HOW TO COMPLETE THIS TASK >>
Give back the records below exactly, every one, with no pictures.

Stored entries
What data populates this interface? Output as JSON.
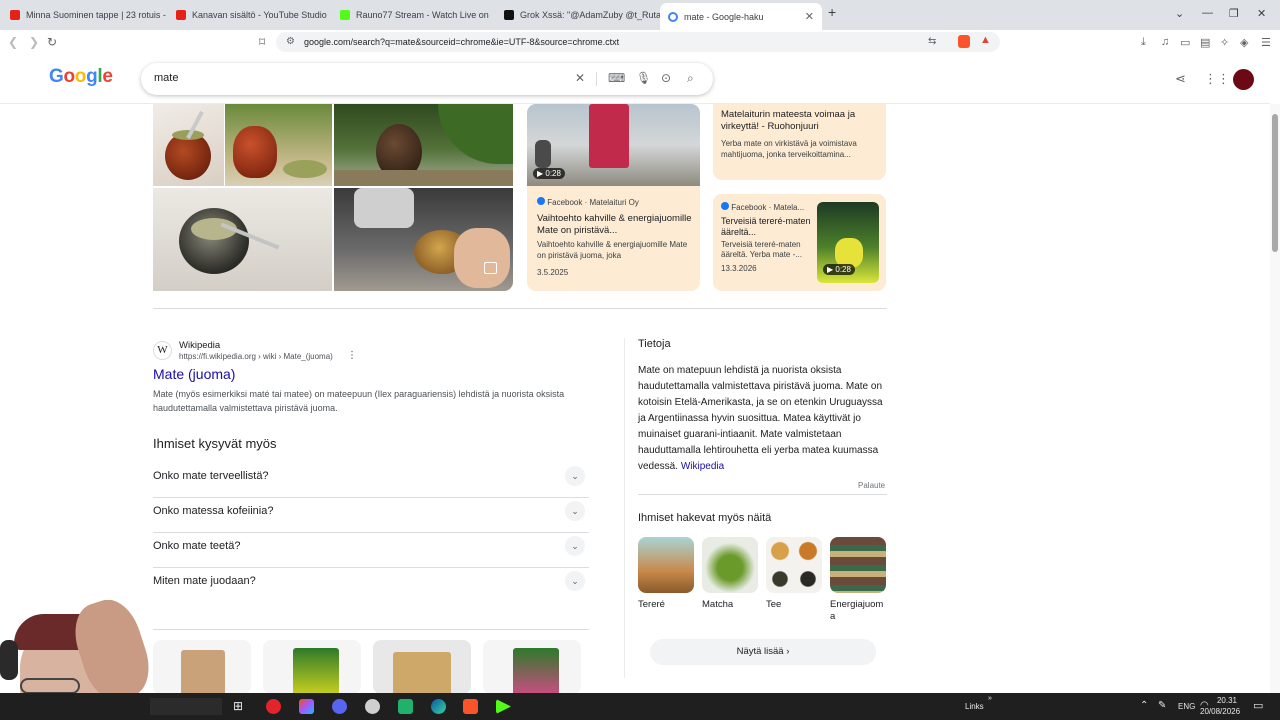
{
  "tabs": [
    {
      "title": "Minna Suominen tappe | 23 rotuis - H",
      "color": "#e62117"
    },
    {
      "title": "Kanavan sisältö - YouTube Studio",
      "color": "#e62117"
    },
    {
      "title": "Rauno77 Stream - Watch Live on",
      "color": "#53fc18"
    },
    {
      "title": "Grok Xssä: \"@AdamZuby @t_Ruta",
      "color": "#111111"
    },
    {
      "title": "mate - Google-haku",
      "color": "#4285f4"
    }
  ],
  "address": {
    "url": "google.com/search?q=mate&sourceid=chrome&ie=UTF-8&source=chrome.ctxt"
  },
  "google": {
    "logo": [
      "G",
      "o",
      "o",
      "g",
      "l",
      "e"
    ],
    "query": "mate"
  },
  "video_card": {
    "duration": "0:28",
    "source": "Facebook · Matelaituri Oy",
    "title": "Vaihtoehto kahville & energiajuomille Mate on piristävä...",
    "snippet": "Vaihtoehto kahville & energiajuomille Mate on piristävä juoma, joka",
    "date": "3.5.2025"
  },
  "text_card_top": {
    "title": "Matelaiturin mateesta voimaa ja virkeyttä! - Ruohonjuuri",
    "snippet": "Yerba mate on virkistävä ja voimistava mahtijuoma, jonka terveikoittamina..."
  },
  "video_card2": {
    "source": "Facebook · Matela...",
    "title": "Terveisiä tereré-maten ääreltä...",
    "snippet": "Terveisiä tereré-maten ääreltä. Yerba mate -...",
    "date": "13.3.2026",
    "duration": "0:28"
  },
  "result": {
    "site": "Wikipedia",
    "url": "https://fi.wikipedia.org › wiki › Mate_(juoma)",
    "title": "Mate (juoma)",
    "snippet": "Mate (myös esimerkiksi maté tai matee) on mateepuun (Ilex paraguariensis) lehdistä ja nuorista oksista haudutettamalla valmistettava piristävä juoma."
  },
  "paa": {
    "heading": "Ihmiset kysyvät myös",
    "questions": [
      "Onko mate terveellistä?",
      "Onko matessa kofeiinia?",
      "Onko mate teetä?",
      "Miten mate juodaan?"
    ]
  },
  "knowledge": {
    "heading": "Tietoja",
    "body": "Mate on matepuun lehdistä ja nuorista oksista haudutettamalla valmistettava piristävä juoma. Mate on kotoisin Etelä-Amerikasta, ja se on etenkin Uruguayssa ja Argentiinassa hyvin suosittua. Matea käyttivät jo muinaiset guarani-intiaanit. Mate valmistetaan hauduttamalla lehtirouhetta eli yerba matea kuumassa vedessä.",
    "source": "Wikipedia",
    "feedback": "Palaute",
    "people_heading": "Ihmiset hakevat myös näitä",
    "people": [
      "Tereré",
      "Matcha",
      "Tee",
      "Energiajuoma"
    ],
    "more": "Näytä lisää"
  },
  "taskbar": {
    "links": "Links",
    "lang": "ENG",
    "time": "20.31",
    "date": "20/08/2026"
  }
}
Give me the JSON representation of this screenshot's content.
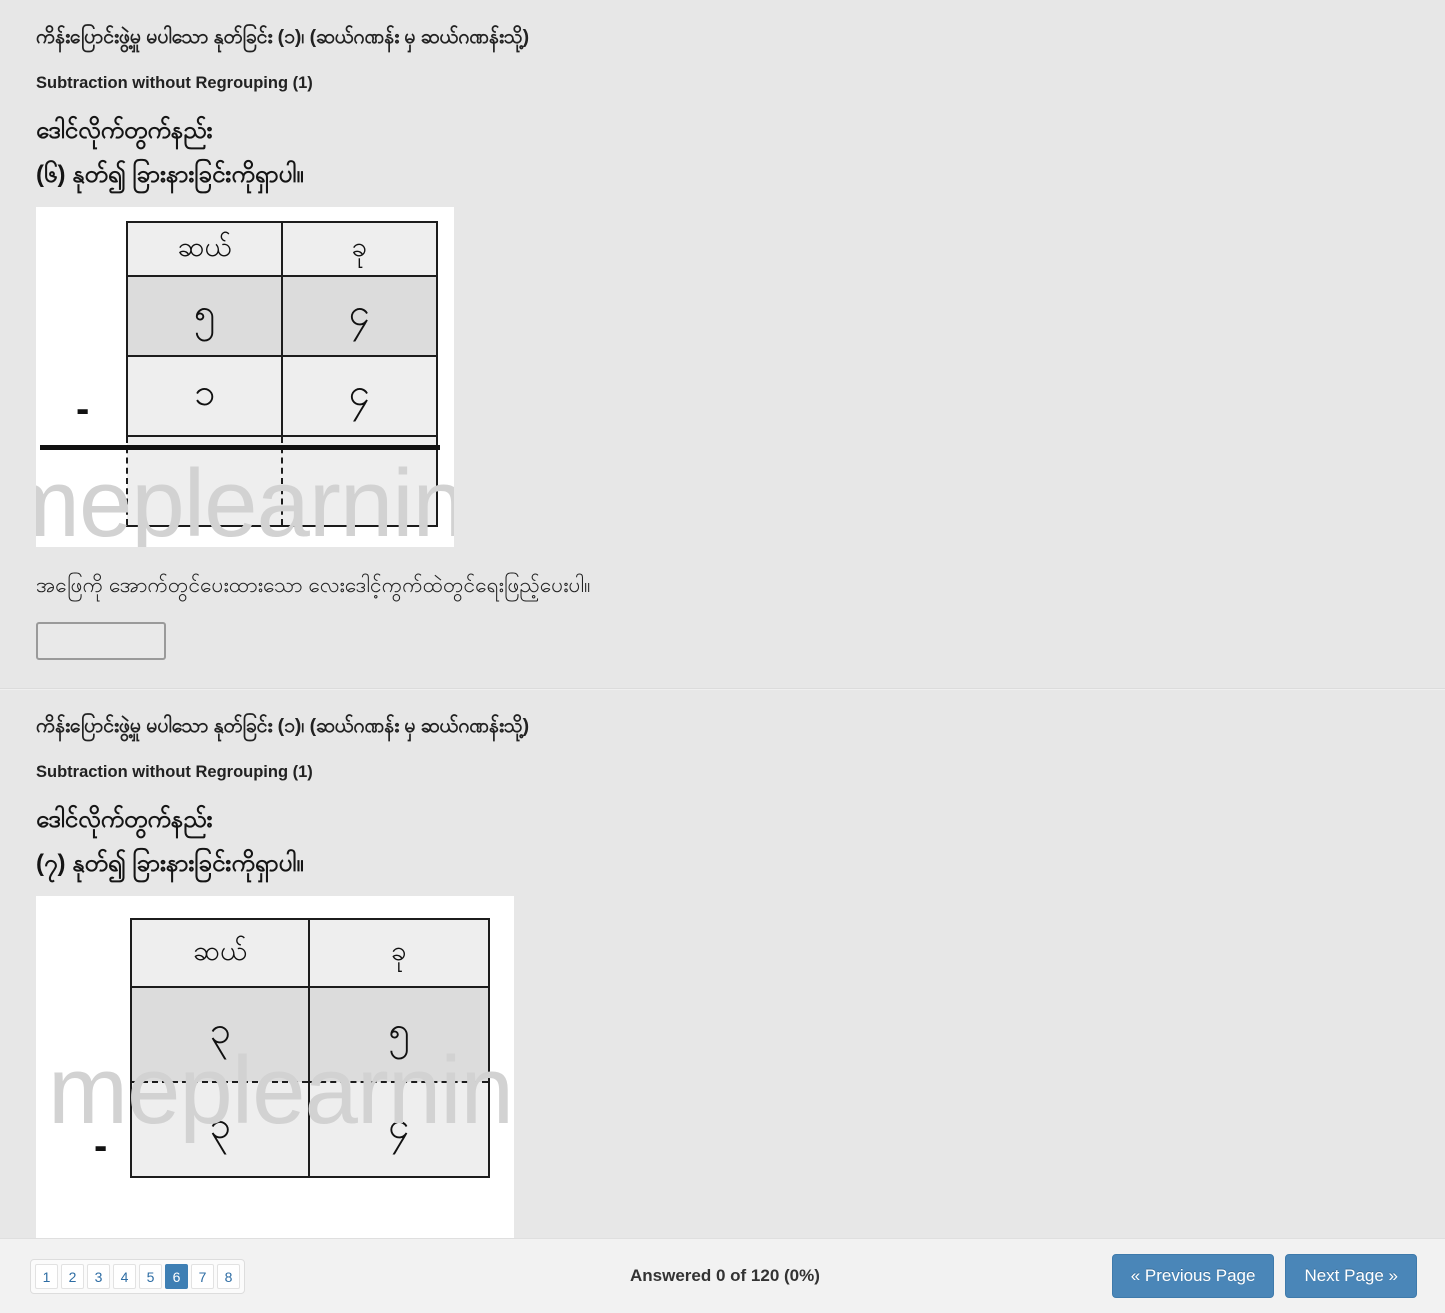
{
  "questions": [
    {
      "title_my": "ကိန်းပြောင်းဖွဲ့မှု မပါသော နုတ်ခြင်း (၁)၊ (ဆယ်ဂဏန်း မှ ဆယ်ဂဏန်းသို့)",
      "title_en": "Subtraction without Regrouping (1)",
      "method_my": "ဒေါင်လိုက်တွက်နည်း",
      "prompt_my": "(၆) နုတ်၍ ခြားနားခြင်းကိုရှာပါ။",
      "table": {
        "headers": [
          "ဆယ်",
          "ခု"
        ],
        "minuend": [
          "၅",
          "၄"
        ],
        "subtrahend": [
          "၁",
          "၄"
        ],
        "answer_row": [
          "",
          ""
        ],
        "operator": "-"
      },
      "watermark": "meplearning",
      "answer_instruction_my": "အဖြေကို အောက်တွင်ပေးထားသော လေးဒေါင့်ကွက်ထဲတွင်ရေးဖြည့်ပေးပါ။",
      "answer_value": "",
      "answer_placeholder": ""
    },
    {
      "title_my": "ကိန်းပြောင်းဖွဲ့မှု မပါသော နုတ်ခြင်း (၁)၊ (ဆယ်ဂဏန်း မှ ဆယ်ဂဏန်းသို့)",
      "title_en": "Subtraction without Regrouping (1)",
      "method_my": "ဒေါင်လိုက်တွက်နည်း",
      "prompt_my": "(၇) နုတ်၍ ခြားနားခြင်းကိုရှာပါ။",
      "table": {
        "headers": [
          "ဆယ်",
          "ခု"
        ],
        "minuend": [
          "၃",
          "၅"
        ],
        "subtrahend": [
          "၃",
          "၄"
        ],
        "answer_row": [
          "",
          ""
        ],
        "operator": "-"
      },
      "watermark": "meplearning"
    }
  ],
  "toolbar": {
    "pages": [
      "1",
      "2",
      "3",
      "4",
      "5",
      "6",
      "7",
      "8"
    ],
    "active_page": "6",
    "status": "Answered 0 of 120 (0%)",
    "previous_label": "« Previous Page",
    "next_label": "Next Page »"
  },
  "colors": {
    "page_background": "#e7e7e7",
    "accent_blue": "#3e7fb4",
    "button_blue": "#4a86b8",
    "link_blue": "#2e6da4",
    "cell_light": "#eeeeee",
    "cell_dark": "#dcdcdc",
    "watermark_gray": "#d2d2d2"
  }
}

RESPONSE AREA >>
What data populates this interface? Output as JSON.
{
  "tabs": [
    {
      "title": "Minna Suominen tappe | 23 rotuis - H",
      "color": "#e62117"
    },
    {
      "title": "Kanavan sisältö - YouTube Studio",
      "color": "#e62117"
    },
    {
      "title": "Rauno77 Stream - Watch Live on",
      "color": "#53fc18"
    },
    {
      "title": "Grok Xssä: \"@AdamZuby @t_Ruta",
      "color": "#111111"
    },
    {
      "title": "mate - Google-haku",
      "color": "#4285f4"
    }
  ],
  "address": {
    "url": "google.com/search?q=mate&sourceid=chrome&ie=UTF-8&source=chrome.ctxt"
  },
  "google": {
    "logo": [
      "G",
      "o",
      "o",
      "g",
      "l",
      "e"
    ],
    "query": "mate"
  },
  "video_card": {
    "duration": "0:28",
    "source": "Facebook · Matelaituri Oy",
    "title": "Vaihtoehto kahville & energiajuomille Mate on piristävä...",
    "snippet": "Vaihtoehto kahville & energiajuomille Mate on piristävä juoma, joka",
    "date": "3.5.2025"
  },
  "text_card_top": {
    "title": "Matelaiturin mateesta voimaa ja virkeyttä! - Ruohonjuuri",
    "snippet": "Yerba mate on virkistävä ja voimistava mahtijuoma, jonka terveikoittamina..."
  },
  "video_card2": {
    "source": "Facebook · Matela...",
    "title": "Terveisiä tereré-maten ääreltä...",
    "snippet": "Terveisiä tereré-maten ääreltä. Yerba mate -...",
    "date": "13.3.2026",
    "duration": "0:28"
  },
  "result": {
    "site": "Wikipedia",
    "url": "https://fi.wikipedia.org › wiki › Mate_(juoma)",
    "title": "Mate (juoma)",
    "snippet": "Mate (myös esimerkiksi maté tai matee) on mateepuun (Ilex paraguariensis) lehdistä ja nuorista oksista haudutettamalla valmistettava piristävä juoma."
  },
  "paa": {
    "heading": "Ihmiset kysyvät myös",
    "questions": [
      "Onko mate terveellistä?",
      "Onko matessa kofeiinia?",
      "Onko mate teetä?",
      "Miten mate juodaan?"
    ]
  },
  "knowledge": {
    "heading": "Tietoja",
    "body": "Mate on matepuun lehdistä ja nuorista oksista haudutettamalla valmistettava piristävä juoma. Mate on kotoisin Etelä-Amerikasta, ja se on etenkin Uruguayssa ja Argentiinassa hyvin suosittua. Matea käyttivät jo muinaiset guarani-intiaanit. Mate valmistetaan hauduttamalla lehtirouhetta eli yerba matea kuumassa vedessä.",
    "source": "Wikipedia",
    "feedback": "Palaute",
    "people_heading": "Ihmiset hakevat myös näitä",
    "people": [
      "Tereré",
      "Matcha",
      "Tee",
      "Energiajuoma"
    ],
    "more": "Näytä lisää"
  },
  "taskbar": {
    "links": "Links",
    "lang": "ENG",
    "time": "20.31",
    "date": "20/08/2026"
  }
}
Give me the JSON representation of this screenshot's content.
{
  "questions": [
    {
      "title_my": "ကိန်းပြောင်းဖွဲ့မှု မပါသော နုတ်ခြင်း (၁)၊ (ဆယ်ဂဏန်း မှ ဆယ်ဂဏန်းသို့)",
      "title_en": "Subtraction without Regrouping (1)",
      "method_my": "ဒေါင်လိုက်တွက်နည်း",
      "prompt_my": "(၆) နုတ်၍ ခြားနားခြင်းကိုရှာပါ။",
      "table": {
        "headers": [
          "ဆယ်",
          "ခု"
        ],
        "minuend": [
          "၅",
          "၄"
        ],
        "subtrahend": [
          "၁",
          "၄"
        ],
        "answer_row": [
          "",
          ""
        ],
        "operator": "-"
      },
      "watermark": "meplearning",
      "answer_instruction_my": "အဖြေကို အောက်တွင်ပေးထားသော လေးဒေါင့်ကွက်ထဲတွင်ရေးဖြည့်ပေးပါ။",
      "answer_value": "",
      "answer_placeholder": ""
    },
    {
      "title_my": "ကိန်းပြောင်းဖွဲ့မှု မပါသော နုတ်ခြင်း (၁)၊ (ဆယ်ဂဏန်း မှ ဆယ်ဂဏန်းသို့)",
      "title_en": "Subtraction without Regrouping (1)",
      "method_my": "ဒေါင်လိုက်တွက်နည်း",
      "prompt_my": "(၇) နုတ်၍ ခြားနားခြင်းကိုရှာပါ။",
      "table": {
        "headers": [
          "ဆယ်",
          "ခု"
        ],
        "minuend": [
          "၃",
          "၅"
        ],
        "subtrahend": [
          "၃",
          "၄"
        ],
        "answer_row": [
          "",
          ""
        ],
        "operator": "-"
      },
      "watermark": "meplearning"
    }
  ],
  "toolbar": {
    "pages": [
      "1",
      "2",
      "3",
      "4",
      "5",
      "6",
      "7",
      "8"
    ],
    "active_page": "6",
    "status": "Answered 0 of 120 (0%)",
    "previous_label": "« Previous Page",
    "next_label": "Next Page »"
  },
  "colors": {
    "page_background": "#e7e7e7",
    "accent_blue": "#3e7fb4",
    "button_blue": "#4a86b8",
    "link_blue": "#2e6da4",
    "cell_light": "#eeeeee",
    "cell_dark": "#dcdcdc",
    "watermark_gray": "#d2d2d2"
  }
}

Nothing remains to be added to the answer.